WHAT TO DO
Drop the pictures, then extract the listing word for word.

EXERCISE INPUT
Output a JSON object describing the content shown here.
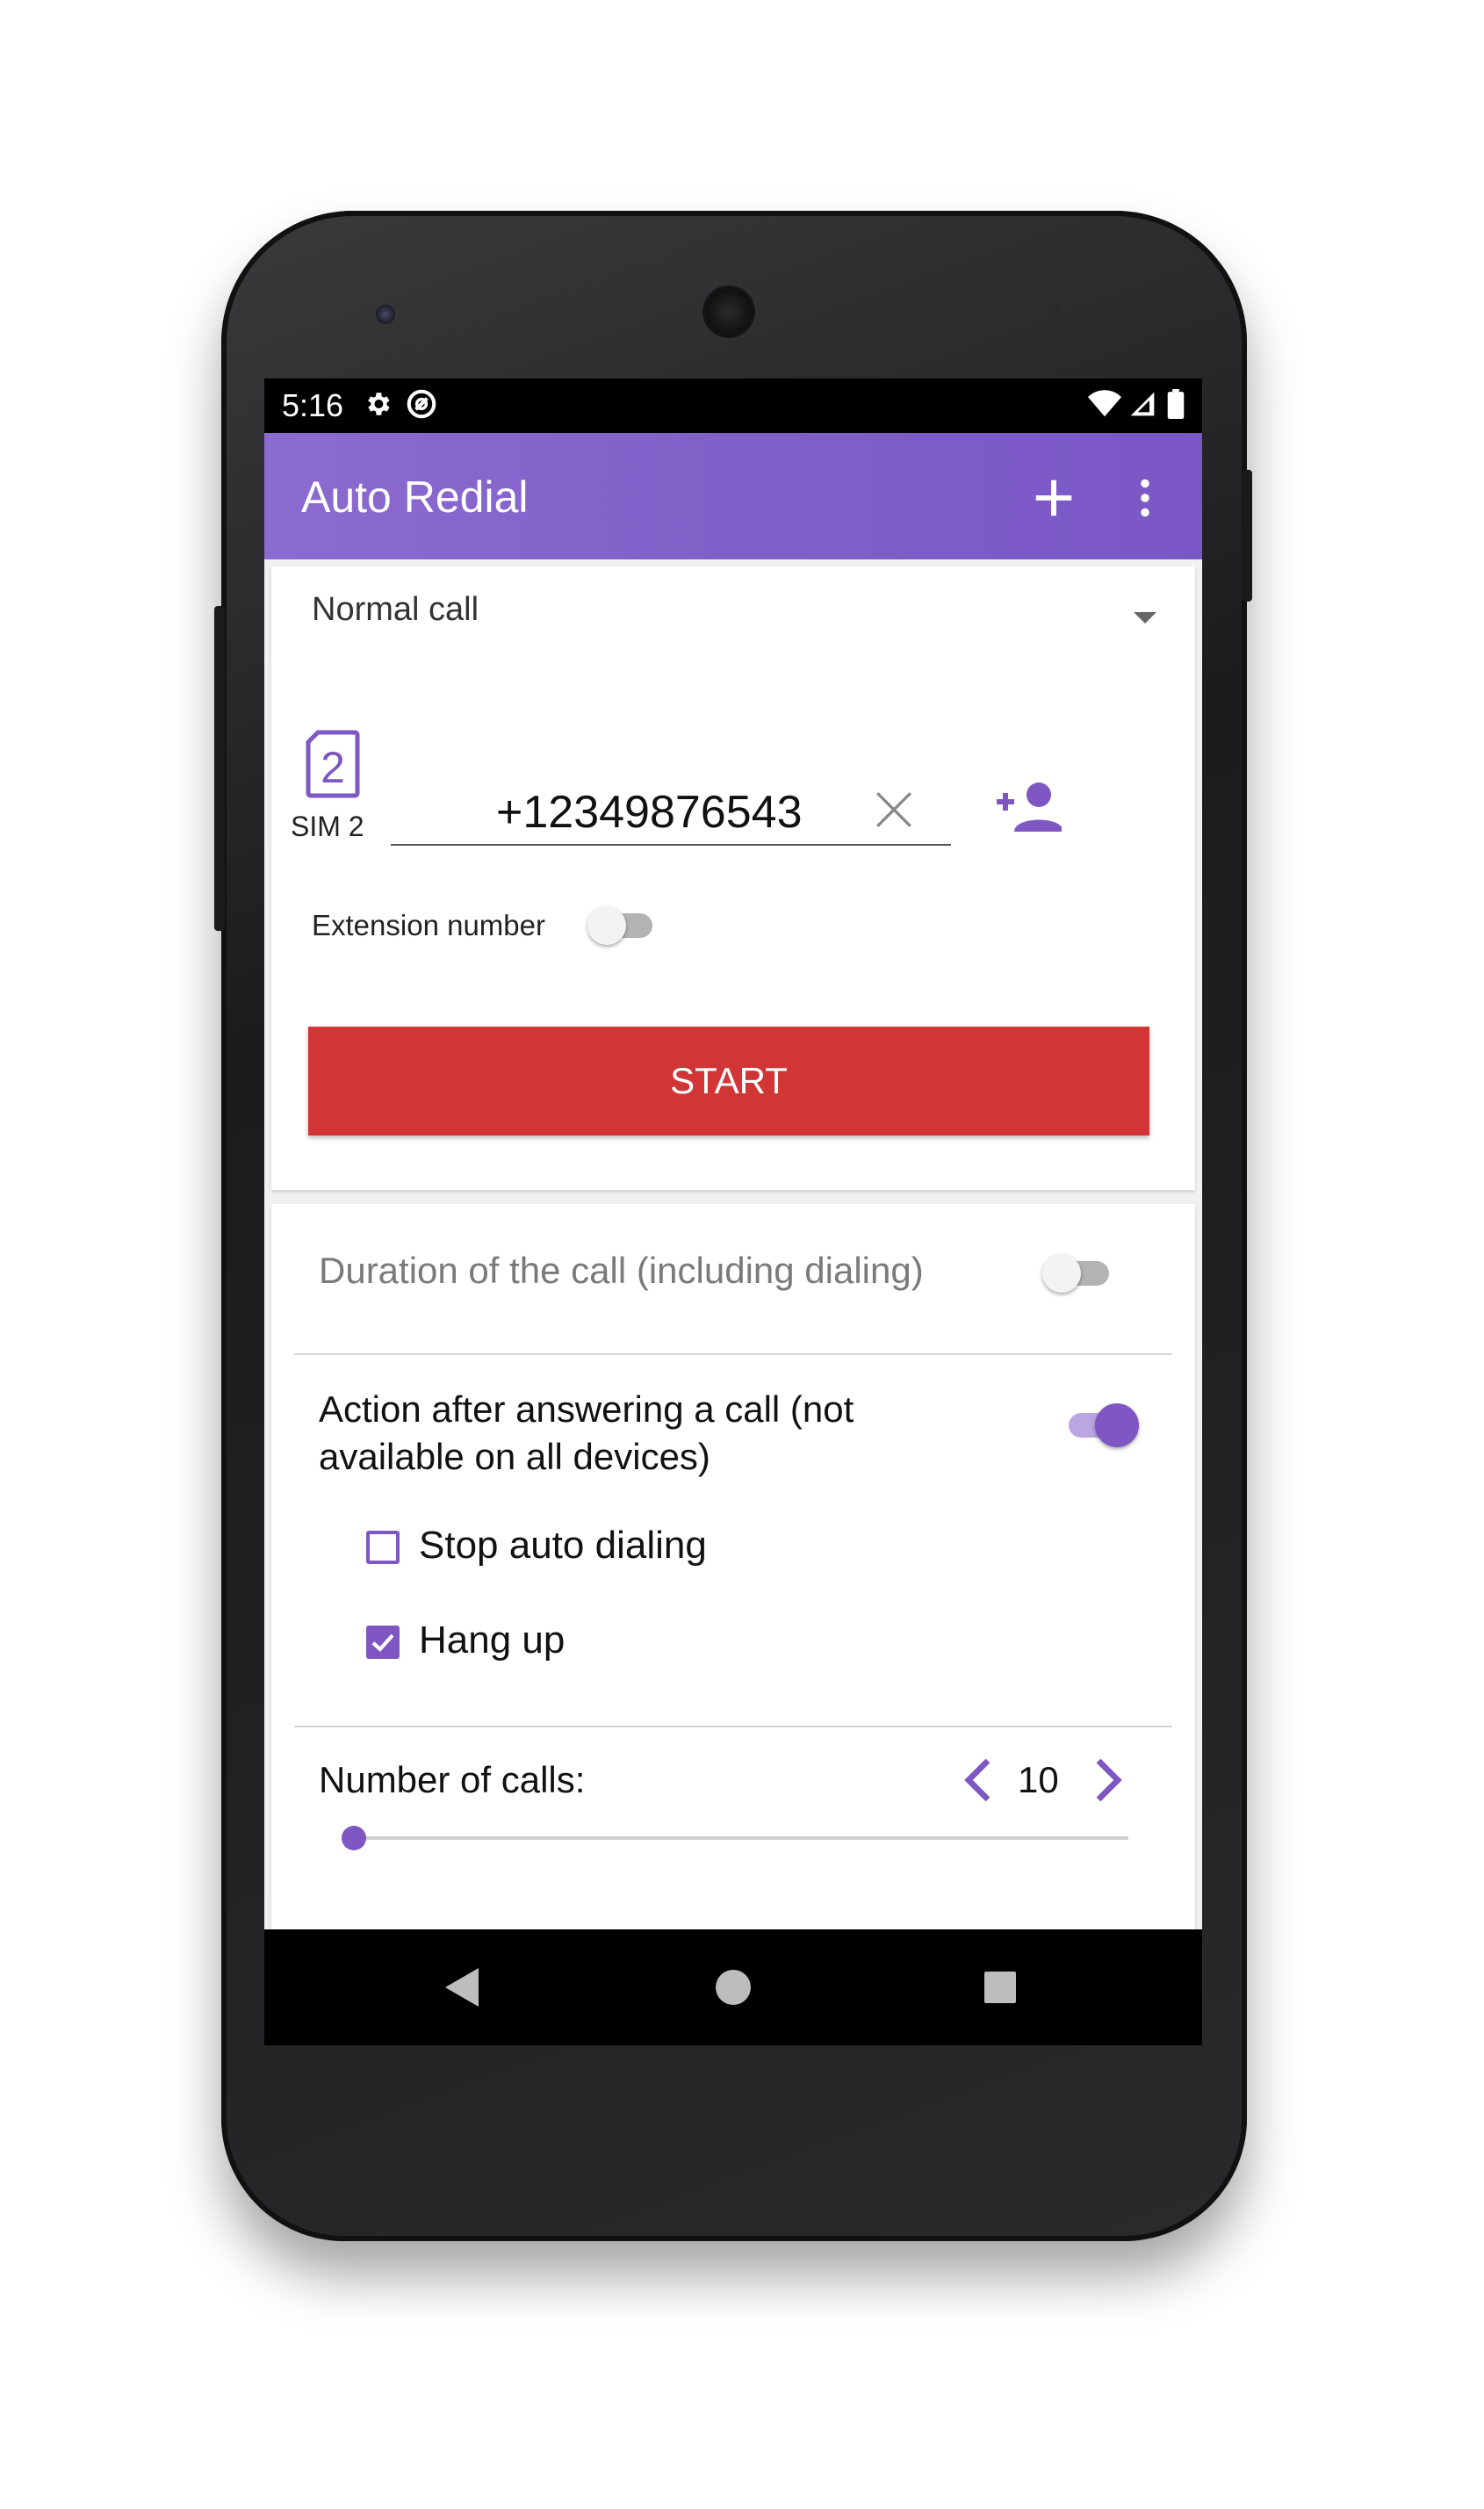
{
  "status_bar": {
    "time": "5:16"
  },
  "app_bar": {
    "title": "Auto Redial"
  },
  "call_type": {
    "selected": "Normal call"
  },
  "sim": {
    "label": "SIM 2",
    "badge": "2"
  },
  "phone_number": {
    "value": "+12349876543"
  },
  "extension": {
    "label": "Extension number",
    "enabled": false
  },
  "start_button": {
    "label": "START"
  },
  "duration": {
    "label": "Duration of the call (including dialing)",
    "enabled": false
  },
  "action_after_answer": {
    "label_line1": "Action after answering a call (not",
    "label_line2": "available on all devices)",
    "enabled": true,
    "options": [
      {
        "label": "Stop auto dialing",
        "checked": false
      },
      {
        "label": "Hang up",
        "checked": true
      }
    ]
  },
  "number_of_calls": {
    "label": "Number of calls:",
    "value": "10"
  },
  "colors": {
    "accent": "#7e57c2",
    "start": "#d23535"
  }
}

FINISHED EXERCISE
Output a JSON object describing the content shown here.
{
  "status_bar": {
    "time": "5:16"
  },
  "app_bar": {
    "title": "Auto Redial"
  },
  "call_type": {
    "selected": "Normal call"
  },
  "sim": {
    "label": "SIM 2",
    "badge": "2"
  },
  "phone_number": {
    "value": "+12349876543"
  },
  "extension": {
    "label": "Extension number",
    "enabled": false
  },
  "start_button": {
    "label": "START"
  },
  "duration": {
    "label": "Duration of the call (including dialing)",
    "enabled": false
  },
  "action_after_answer": {
    "label_line1": "Action after answering a call (not",
    "label_line2": "available on all devices)",
    "enabled": true,
    "options": [
      {
        "label": "Stop auto dialing",
        "checked": false
      },
      {
        "label": "Hang up",
        "checked": true
      }
    ]
  },
  "number_of_calls": {
    "label": "Number of calls:",
    "value": "10"
  },
  "colors": {
    "accent": "#7e57c2",
    "start": "#d23535"
  }
}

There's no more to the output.